- [What needs to be done] Make a verbatim copy of all the records. Skip every image.

- [Materials provided]
'''

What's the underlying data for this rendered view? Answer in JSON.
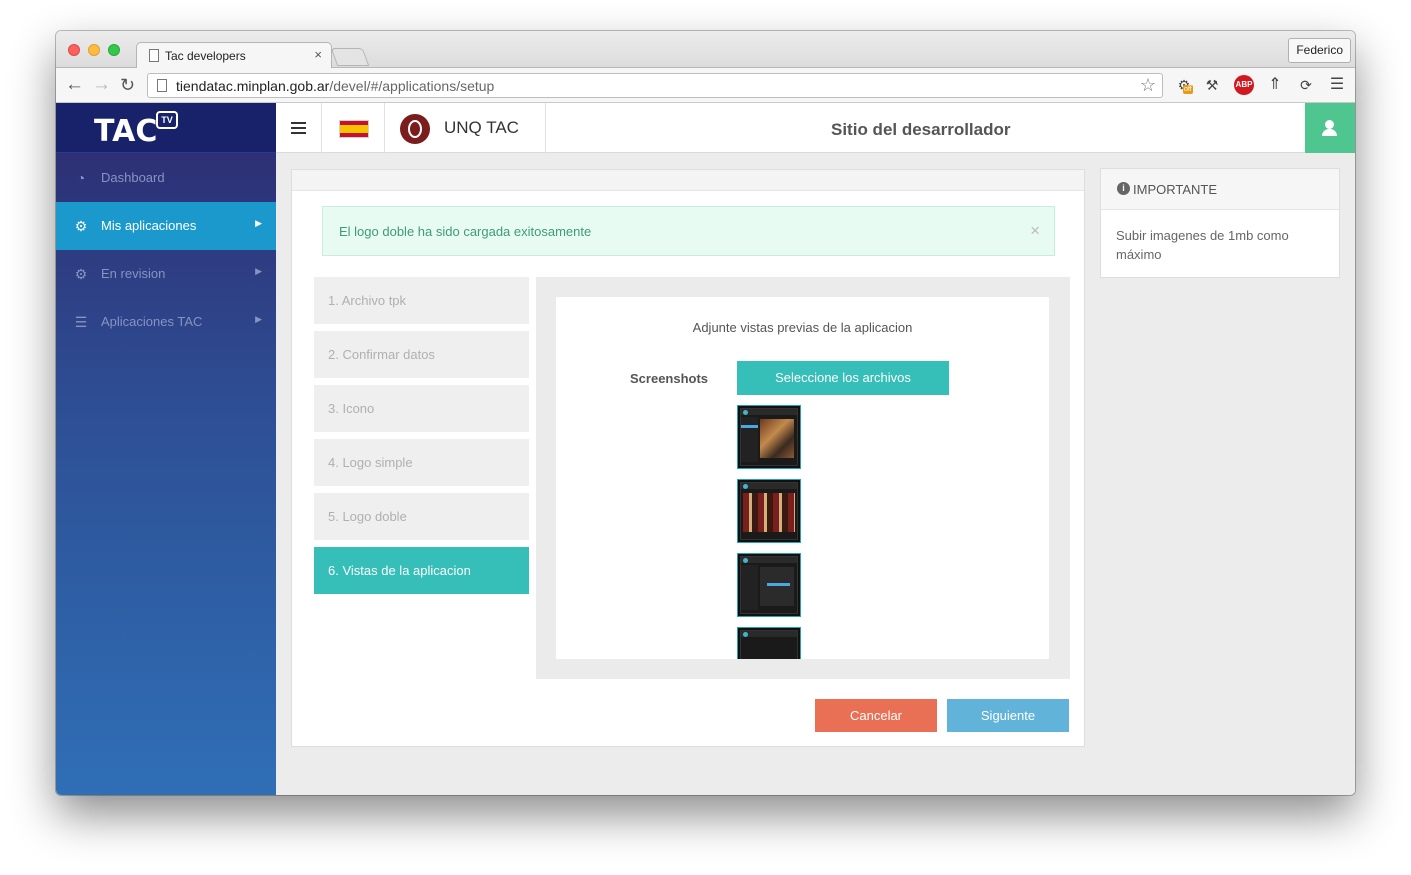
{
  "browser": {
    "tab_title": "Tac developers",
    "tab_close": "×",
    "profile": "Federico",
    "url_host": "tiendatac.minplan.gob.ar",
    "url_path": "/devel/#/applications/setup",
    "ext_abp": "ABP",
    "ext_badge": "off"
  },
  "sidebar": {
    "logo": "TAC",
    "logo_badge": "TV",
    "items": [
      {
        "label": "Dashboard",
        "icon": "dashboard-icon"
      },
      {
        "label": "Mis aplicaciones",
        "icon": "gears-icon",
        "active": true
      },
      {
        "label": "En revision",
        "icon": "gears-icon"
      },
      {
        "label": "Aplicaciones TAC",
        "icon": "server-icon"
      }
    ]
  },
  "header": {
    "org_name": "UNQ TAC",
    "site_title": "Sitio del desarrollador"
  },
  "alert": {
    "message": "El logo doble ha sido cargada exitosamente",
    "close": "×"
  },
  "steps": [
    {
      "label": "1. Archivo tpk"
    },
    {
      "label": "2. Confirmar datos"
    },
    {
      "label": "3. Icono"
    },
    {
      "label": "4. Logo simple"
    },
    {
      "label": "5. Logo doble"
    },
    {
      "label": "6. Vistas de la aplicacion",
      "active": true
    }
  ],
  "content": {
    "title": "Adjunte vistas previas de la aplicacion",
    "screenshots_label": "Screenshots",
    "select_button": "Seleccione los archivos"
  },
  "actions": {
    "cancel": "Cancelar",
    "next": "Siguiente"
  },
  "info": {
    "title": "IMPORTANTE",
    "body": "Subir imagenes de 1mb como máximo"
  },
  "colors": {
    "accent": "#35bfb8",
    "active_nav": "#1b99cd",
    "cancel": "#e96f55",
    "next": "#62b3d9",
    "user": "#4fc58f"
  }
}
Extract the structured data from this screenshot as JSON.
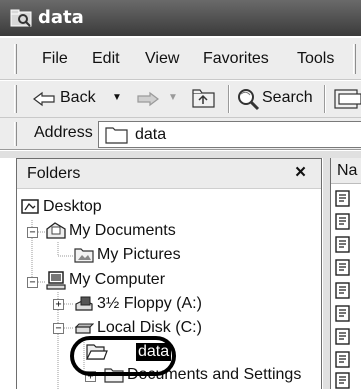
{
  "window": {
    "title": "data"
  },
  "menu": {
    "items": [
      "File",
      "Edit",
      "View",
      "Favorites",
      "Tools"
    ]
  },
  "toolbar": {
    "back_label": "Back",
    "search_label": "Search"
  },
  "address": {
    "label": "Address",
    "value": "data"
  },
  "folders_panel": {
    "title": "Folders",
    "close_glyph": "×",
    "tree": {
      "desktop": "Desktop",
      "my_documents": "My Documents",
      "my_pictures": "My Pictures",
      "my_computer": "My Computer",
      "floppy": "3½ Floppy (A:)",
      "local_disk": "Local Disk (C:)",
      "data": "data",
      "docs_settings": "Documents and Settings"
    }
  },
  "right_pane": {
    "column_header": "Na"
  },
  "colors": {
    "selection": "#000000",
    "title_bar": "#4a4a4a"
  }
}
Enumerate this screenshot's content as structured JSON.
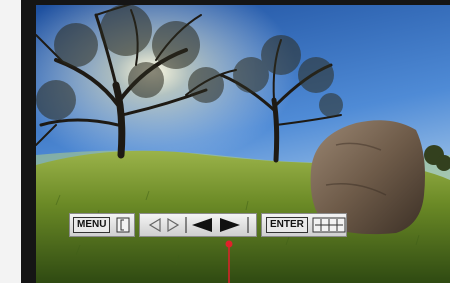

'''

- [Written solution]
What's the underlying data for this rendered view? Answer in JSON.
{
  "browser": {
    "tab_title": "Tac developers",
    "tab_close": "×",
    "profile": "Federico",
    "url_host": "tiendatac.minplan.gob.ar",
    "url_path": "/devel/#/applications/setup",
    "ext_abp": "ABP",
    "ext_badge": "off"
  },
  "sidebar": {
    "logo": "TAC",
    "logo_badge": "TV",
    "items": [
      {
        "label": "Dashboard",
        "icon": "dashboard-icon"
      },
      {
        "label": "Mis aplicaciones",
        "icon": "gears-icon",
        "active": true
      },
      {
        "label": "En revision",
        "icon": "gears-icon"
      },
      {
        "label": "Aplicaciones TAC",
        "icon": "server-icon"
      }
    ]
  },
  "header": {
    "org_name": "UNQ TAC",
    "site_title": "Sitio del desarrollador"
  },
  "alert": {
    "message": "El logo doble ha sido cargada exitosamente",
    "close": "×"
  },
  "steps": [
    {
      "label": "1. Archivo tpk"
    },
    {
      "label": "2. Confirmar datos"
    },
    {
      "label": "3. Icono"
    },
    {
      "label": "4. Logo simple"
    },
    {
      "label": "5. Logo doble"
    },
    {
      "label": "6. Vistas de la aplicacion",
      "active": true
    }
  ],
  "content": {
    "title": "Adjunte vistas previas de la aplicacion",
    "screenshots_label": "Screenshots",
    "select_button": "Seleccione los archivos"
  },
  "actions": {
    "cancel": "Cancelar",
    "next": "Siguiente"
  },
  "info": {
    "title": "IMPORTANTE",
    "body": "Subir imagenes de 1mb como máximo"
  },
  "colors": {
    "accent": "#35bfb8",
    "active_nav": "#1b99cd",
    "cancel": "#e96f55",
    "next": "#62b3d9",
    "user": "#4fc58f"
  }
}
Extract the structured data from this screenshot as JSON.
{
  "window": {
    "title": "data"
  },
  "menu": {
    "items": [
      "File",
      "Edit",
      "View",
      "Favorites",
      "Tools"
    ]
  },
  "toolbar": {
    "back_label": "Back",
    "search_label": "Search"
  },
  "address": {
    "label": "Address",
    "value": "data"
  },
  "folders_panel": {
    "title": "Folders",
    "close_glyph": "×",
    "tree": {
      "desktop": "Desktop",
      "my_documents": "My Documents",
      "my_pictures": "My Pictures",
      "my_computer": "My Computer",
      "floppy": "3½ Floppy (A:)",
      "local_disk": "Local Disk (C:)",
      "data": "data",
      "docs_settings": "Documents and Settings"
    }
  },
  "right_pane": {
    "column_header": "Na"
  },
  "colors": {
    "selection": "#000000",
    "title_bar": "#4a4a4a"
  }
}
Enumerate this screenshot's content as structured JSON.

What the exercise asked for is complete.